=== What to work on ===
Without including any pictures, return the records below exactly as written.

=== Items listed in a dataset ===
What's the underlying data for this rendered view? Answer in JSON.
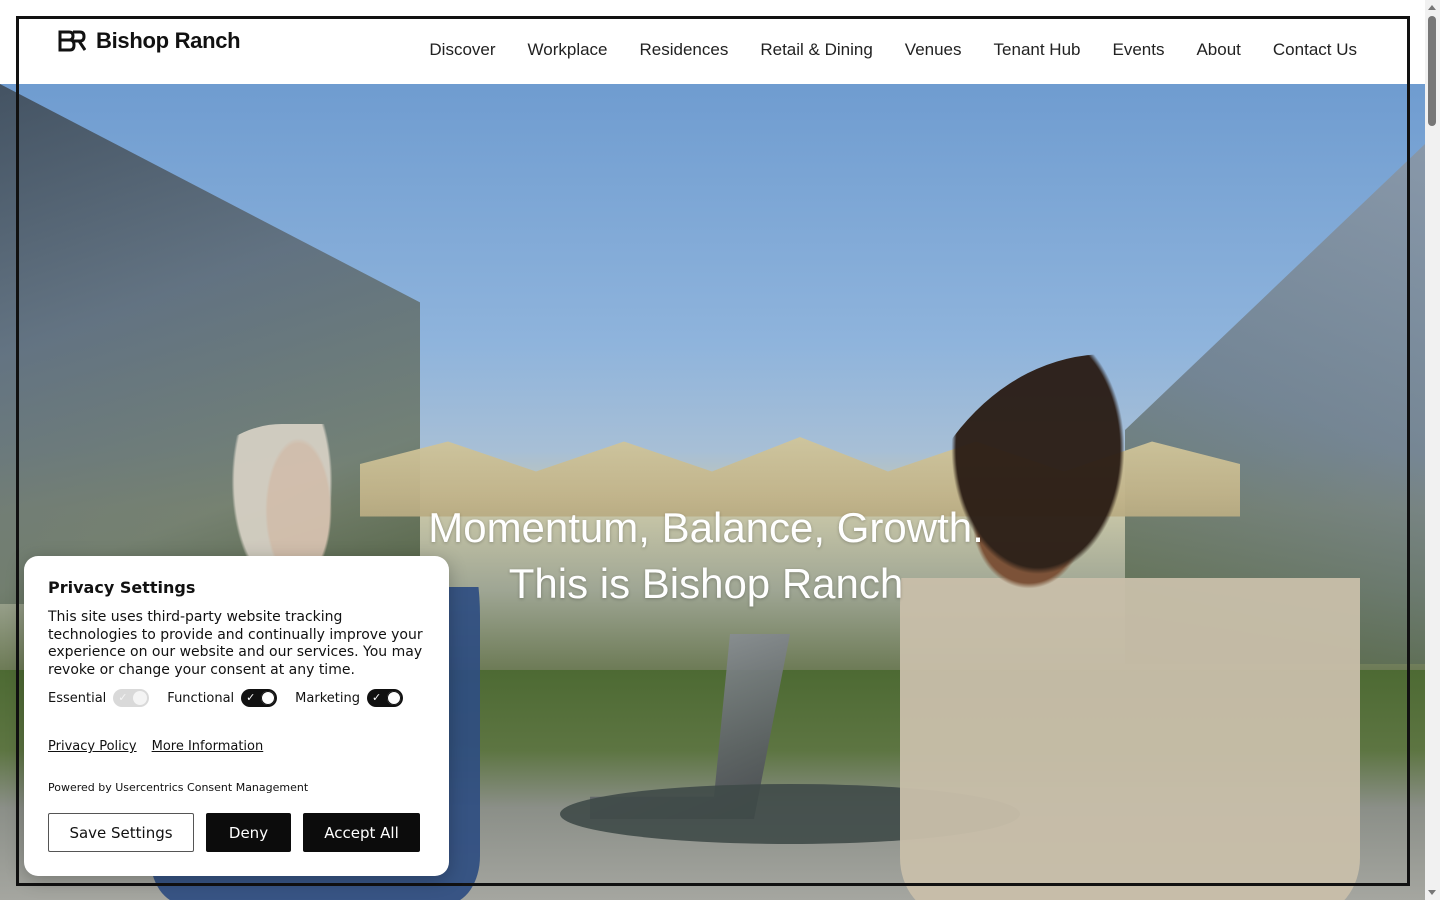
{
  "brand": {
    "name": "Bishop Ranch",
    "logo_mark": "BR"
  },
  "nav": {
    "items": [
      {
        "label": "Discover"
      },
      {
        "label": "Workplace"
      },
      {
        "label": "Residences"
      },
      {
        "label": "Retail & Dining"
      },
      {
        "label": "Venues"
      },
      {
        "label": "Tenant Hub"
      },
      {
        "label": "Events"
      },
      {
        "label": "About"
      },
      {
        "label": "Contact Us"
      }
    ]
  },
  "hero": {
    "line1": "Momentum, Balance, Growth.",
    "line2": "This is Bishop Ranch"
  },
  "consent": {
    "title": "Privacy Settings",
    "description": "This site uses third-party website tracking technologies to provide and continually improve your experience on our website and our services. You may revoke or change your consent at any time.",
    "toggles": [
      {
        "label": "Essential",
        "state": "on-disabled"
      },
      {
        "label": "Functional",
        "state": "on"
      },
      {
        "label": "Marketing",
        "state": "on"
      }
    ],
    "links": {
      "privacy_policy": "Privacy Policy",
      "more_info": "More Information"
    },
    "powered_by": "Powered by Usercentrics Consent Management",
    "buttons": {
      "save": "Save Settings",
      "deny": "Deny",
      "accept": "Accept All"
    }
  },
  "colors": {
    "accent": "#0c0c0c",
    "background": "#ffffff"
  }
}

=== Solution to the exercise ===
What's the underlying data for this rendered view? Answer in JSON.
{
  "brand": {
    "name": "Bishop Ranch",
    "logo_mark": "BR"
  },
  "nav": {
    "items": [
      {
        "label": "Discover"
      },
      {
        "label": "Workplace"
      },
      {
        "label": "Residences"
      },
      {
        "label": "Retail & Dining"
      },
      {
        "label": "Venues"
      },
      {
        "label": "Tenant Hub"
      },
      {
        "label": "Events"
      },
      {
        "label": "About"
      },
      {
        "label": "Contact Us"
      }
    ]
  },
  "hero": {
    "line1": "Momentum, Balance, Growth.",
    "line2": "This is Bishop Ranch"
  },
  "consent": {
    "title": "Privacy Settings",
    "description": "This site uses third-party website tracking technologies to provide and continually improve your experience on our website and our services. You may revoke or change your consent at any time.",
    "toggles": [
      {
        "label": "Essential",
        "state": "on-disabled"
      },
      {
        "label": "Functional",
        "state": "on"
      },
      {
        "label": "Marketing",
        "state": "on"
      }
    ],
    "links": {
      "privacy_policy": "Privacy Policy",
      "more_info": "More Information"
    },
    "powered_by": "Powered by Usercentrics Consent Management",
    "buttons": {
      "save": "Save Settings",
      "deny": "Deny",
      "accept": "Accept All"
    }
  },
  "colors": {
    "accent": "#0c0c0c",
    "background": "#ffffff"
  }
}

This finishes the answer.